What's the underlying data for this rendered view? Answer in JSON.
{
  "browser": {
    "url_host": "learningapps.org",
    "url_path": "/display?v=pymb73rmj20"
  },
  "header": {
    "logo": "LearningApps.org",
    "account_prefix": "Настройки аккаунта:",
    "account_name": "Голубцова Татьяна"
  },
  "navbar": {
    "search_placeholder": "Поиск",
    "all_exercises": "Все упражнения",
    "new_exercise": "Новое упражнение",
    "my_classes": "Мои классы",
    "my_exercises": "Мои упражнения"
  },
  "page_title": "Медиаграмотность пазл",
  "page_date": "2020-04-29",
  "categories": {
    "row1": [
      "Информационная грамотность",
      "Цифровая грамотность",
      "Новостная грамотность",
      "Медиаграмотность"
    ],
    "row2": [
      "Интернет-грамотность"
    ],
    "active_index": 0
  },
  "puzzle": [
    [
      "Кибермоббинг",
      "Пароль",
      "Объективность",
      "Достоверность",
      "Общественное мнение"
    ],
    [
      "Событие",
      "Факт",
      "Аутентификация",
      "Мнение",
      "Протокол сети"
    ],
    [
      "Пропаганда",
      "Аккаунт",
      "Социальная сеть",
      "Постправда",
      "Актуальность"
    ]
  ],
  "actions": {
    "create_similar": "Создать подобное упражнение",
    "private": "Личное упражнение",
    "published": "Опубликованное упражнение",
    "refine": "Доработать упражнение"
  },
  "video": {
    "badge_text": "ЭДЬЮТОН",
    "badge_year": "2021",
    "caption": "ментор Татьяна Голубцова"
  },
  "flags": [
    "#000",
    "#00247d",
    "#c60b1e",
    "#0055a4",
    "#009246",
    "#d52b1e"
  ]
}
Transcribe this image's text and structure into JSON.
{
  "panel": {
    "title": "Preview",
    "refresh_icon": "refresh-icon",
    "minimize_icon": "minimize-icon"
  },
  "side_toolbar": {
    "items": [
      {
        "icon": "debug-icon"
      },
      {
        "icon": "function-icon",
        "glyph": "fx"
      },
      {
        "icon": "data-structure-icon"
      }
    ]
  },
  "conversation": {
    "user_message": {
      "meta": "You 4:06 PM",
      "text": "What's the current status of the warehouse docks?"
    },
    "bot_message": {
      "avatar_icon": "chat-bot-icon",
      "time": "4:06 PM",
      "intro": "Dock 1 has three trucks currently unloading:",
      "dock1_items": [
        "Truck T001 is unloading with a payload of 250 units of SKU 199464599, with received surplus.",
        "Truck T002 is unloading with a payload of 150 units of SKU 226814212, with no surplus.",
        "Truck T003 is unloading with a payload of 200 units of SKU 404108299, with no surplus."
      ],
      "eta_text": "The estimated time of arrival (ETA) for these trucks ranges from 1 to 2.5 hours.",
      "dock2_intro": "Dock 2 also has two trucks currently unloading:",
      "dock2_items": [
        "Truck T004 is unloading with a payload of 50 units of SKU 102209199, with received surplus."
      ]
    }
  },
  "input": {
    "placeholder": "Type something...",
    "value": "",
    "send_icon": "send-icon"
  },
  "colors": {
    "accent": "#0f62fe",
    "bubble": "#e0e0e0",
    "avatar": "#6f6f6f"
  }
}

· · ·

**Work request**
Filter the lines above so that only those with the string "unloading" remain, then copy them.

**Exercise output**
      "intro": "Dock 1 has three trucks currently unloading:",
        "Truck T001 is unloading with a payload of 250 units of SKU 199464599, with received surplus.",
        "Truck T002 is unloading with a payload of 150 units of SKU 226814212, with no surplus.",
        "Truck T003 is unloading with a payload of 200 units of SKU 404108299, with no surplus."
      "dock2_intro": "Dock 2 also has two trucks currently unloading:",
        "Truck T004 is unloading with a payload of 50 units of SKU 102209199, with received surplus."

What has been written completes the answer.